Peace Arch News, Aug. 25, 2015, by Melissa Smalley: A South Surrey resident is raising the alarm over an invasive plant he recently discovered near his home.
Bonnyville Nouvelle, Aug 25, 2015, by Kristen Oelschlagel: As hay continues to be brought in from out of province, Manitoba farmers are being warned about the possible repercussions.
CBC News, Aug. 17, 2015: A universal DNA bar-coding project could lead to genetic early-warning systems that trigger an alert when invasive species like zebra mussels appear in an ecosystem.
OutDoorHub.com, Aug. 19, 2015 by Daniel Xu: Days after wildlife officials announced the discovery of Asian carp near Toronto, employees from Fisheries and Oceans Canada have already arrived at the scene and started electro-fishing for the invasive species.
Vernon Morning Star, Aug. 21, 2015: Those attending an invasive mussel inspection workshop this week got more than expected when a boat carrying the concerning molluscs showed up for an actual inspection and decontamination.
The Japan Times, Aug. 21, 2015: OSLO – Many of the world’s plants are turning “alien,” spread by people into new areas where they choke out native vegetation in a worsening trend that causes billions of dollars in damage, scientists said on Wednesday.
Horticulture Week, Aug. 20, 2015, by Elizabeth Henry: Published in the journal Nature, the study of the global exchange of alien plant species found that in total, 13,168 native plant species - or 3.9 per cent of the world's plant population - have not only found their way to new climates but become naturalised there.
Medican Hat News, Aug. 14, 2015 by Alex McCuaig: No news about finding zebra and quagga mussels in Alberta waterways is the best news as the province and irrigators continue to partner to keep the invasive species out of rivers and lakes.

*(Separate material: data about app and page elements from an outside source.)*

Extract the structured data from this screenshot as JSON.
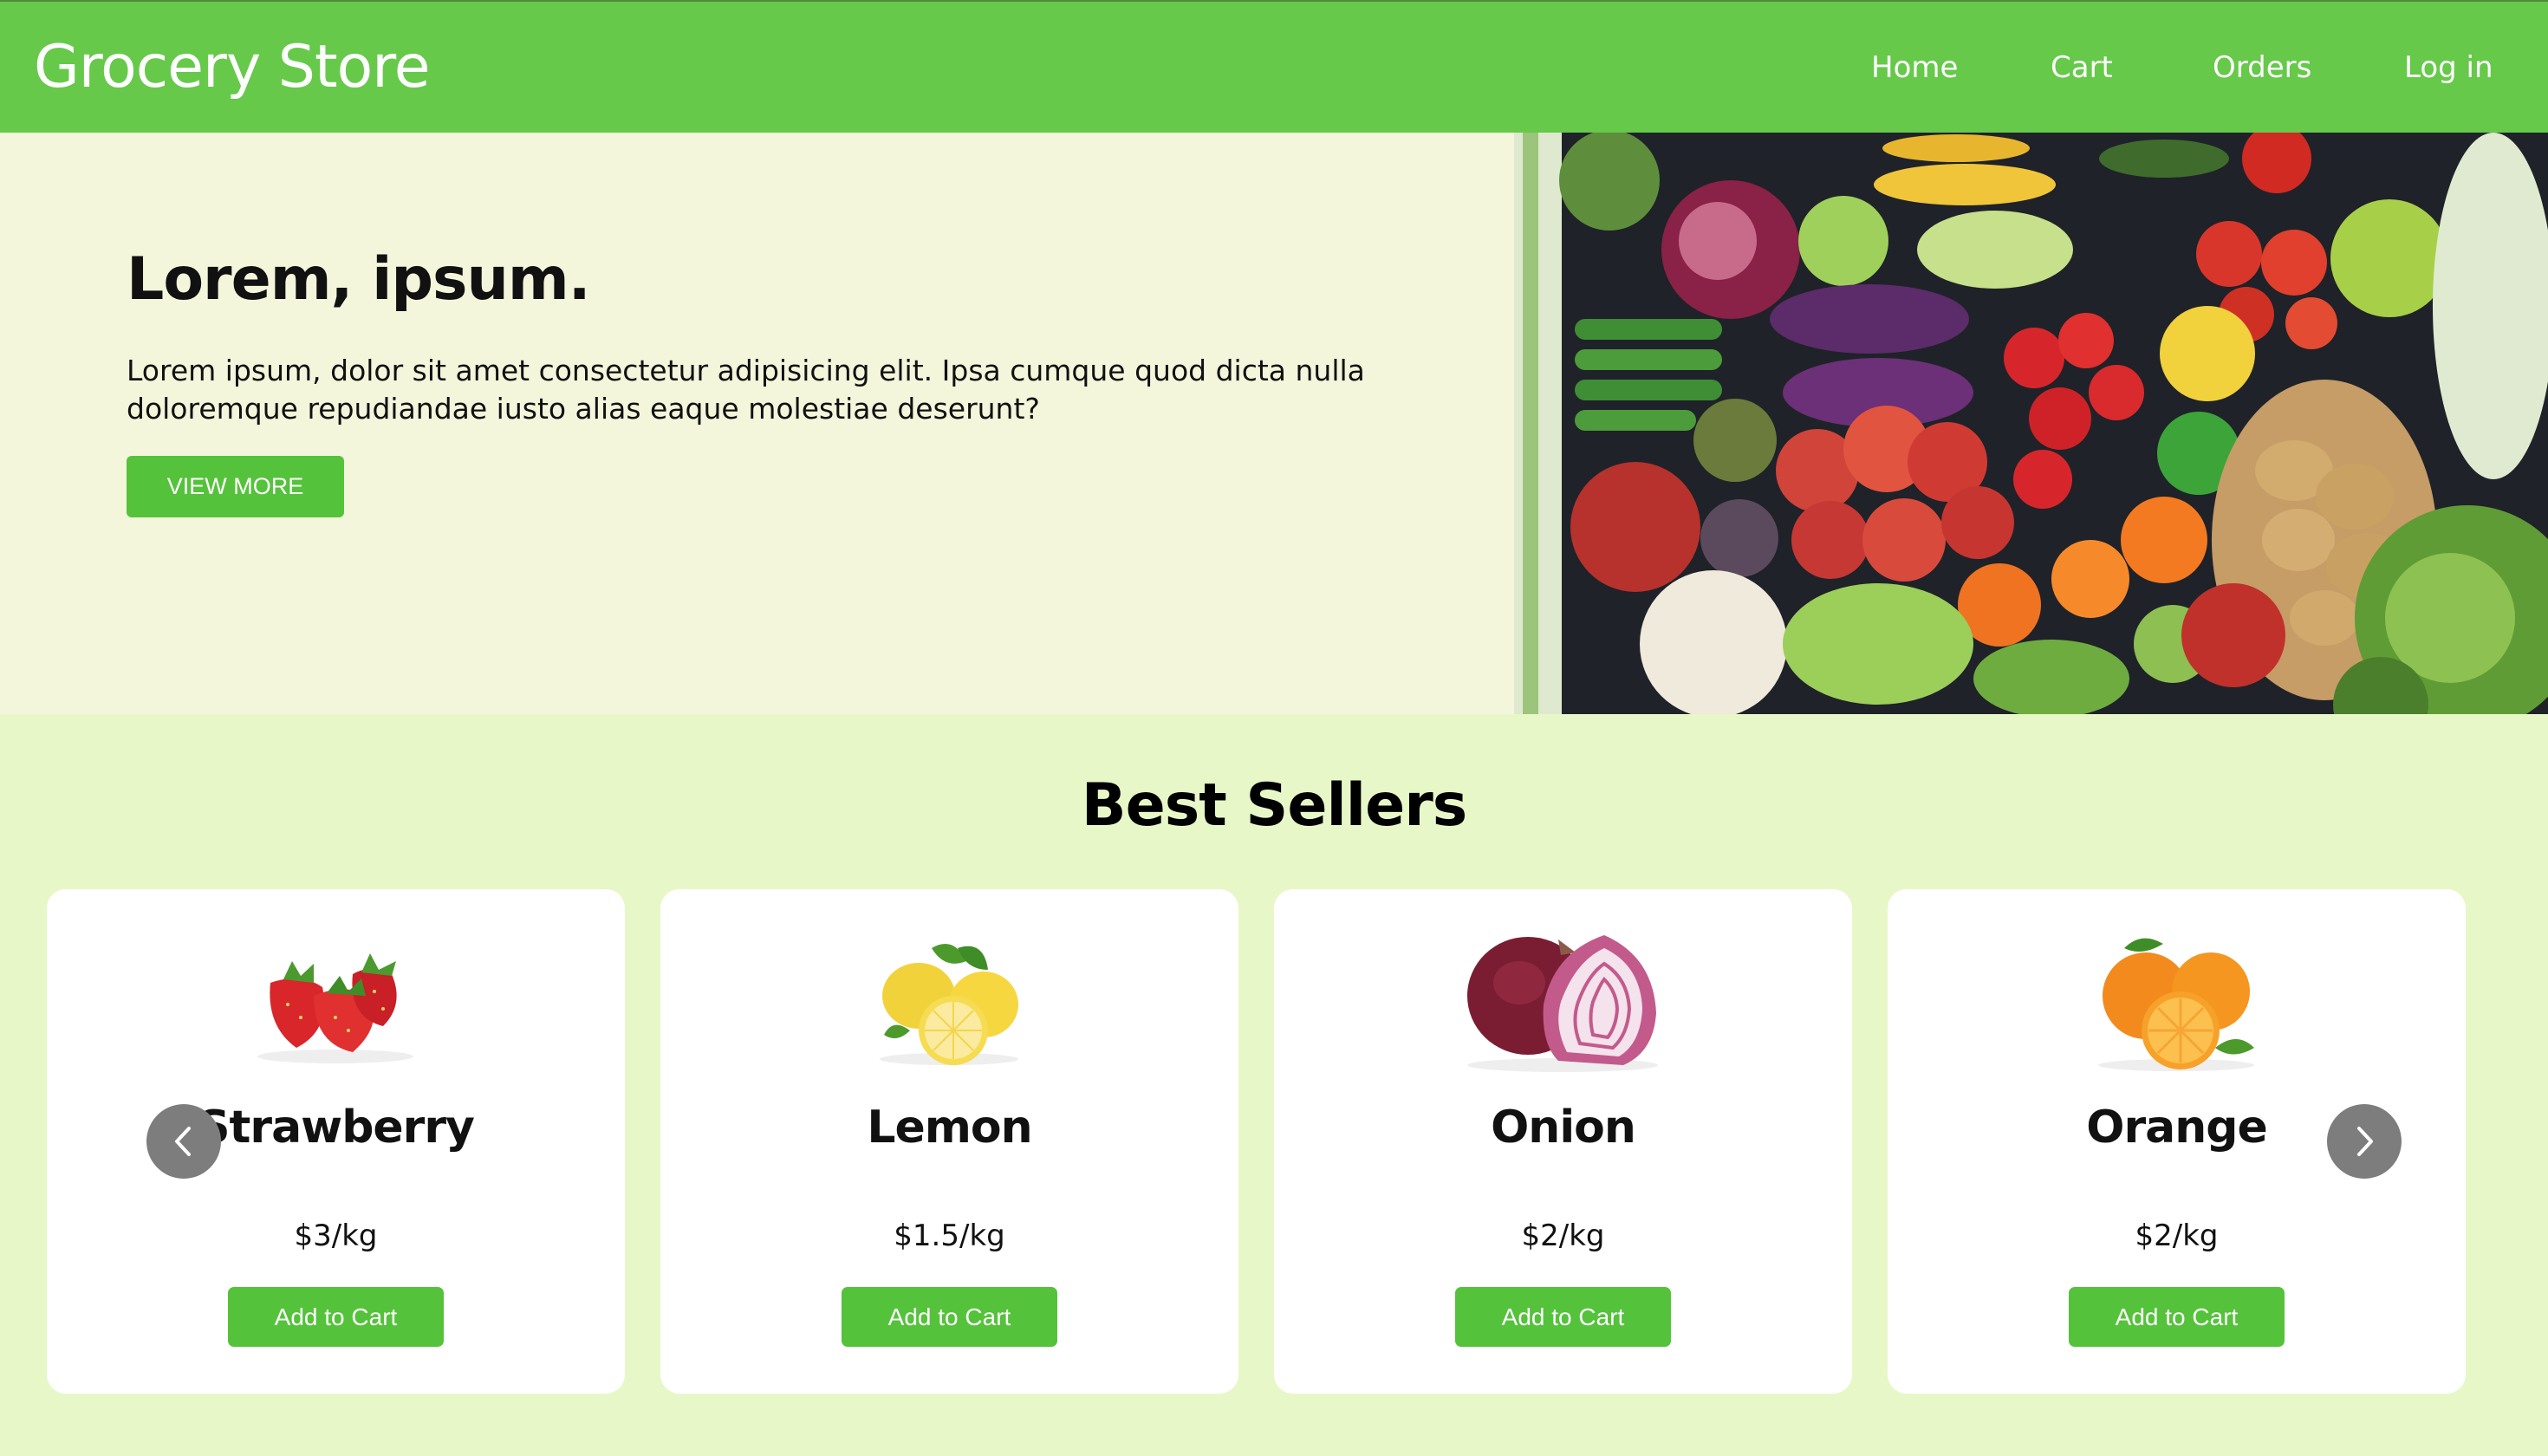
{
  "header": {
    "brand": "Grocery Store",
    "nav": [
      {
        "label": "Home"
      },
      {
        "label": "Cart"
      },
      {
        "label": "Orders"
      },
      {
        "label": "Log in"
      }
    ]
  },
  "hero": {
    "title": "Lorem, ipsum.",
    "text": "Lorem ipsum, dolor sit amet consectetur adipisicing elit. Ipsa cumque quod dicta nulla doloremque repudiandae iusto alias eaque molestiae deserunt?",
    "button_label": "VIEW MORE",
    "image": "vegetables-assortment-photo"
  },
  "best_sellers": {
    "title": "Best Sellers",
    "products": [
      {
        "name": "Strawberry",
        "price": "$3/kg",
        "button_label": "Add to Cart",
        "image": "strawberry-image"
      },
      {
        "name": "Lemon",
        "price": "$1.5/kg",
        "button_label": "Add to Cart",
        "image": "lemon-image"
      },
      {
        "name": "Onion",
        "price": "$2/kg",
        "button_label": "Add to Cart",
        "image": "onion-image"
      },
      {
        "name": "Orange",
        "price": "$2/kg",
        "button_label": "Add to Cart",
        "image": "orange-image"
      }
    ],
    "prev_icon": "chevron-left-icon",
    "next_icon": "chevron-right-icon"
  },
  "colors": {
    "header_bg": "#66c94a",
    "hero_bg": "#f4f6dc",
    "page_bg": "#e8f7c8",
    "button_bg": "#55c23b",
    "card_bg": "#ffffff",
    "arrow_bg": "#7d7d7d"
  }
}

Globe and Mail, Aug. 16, 2015: As much of Western Canada faces worsening drought, the region’s forests are drying out – and as the trees dehydrate, they make sounds that attract the kinds of insects that can then kill them off, says a scientist who has studied the phenomenon.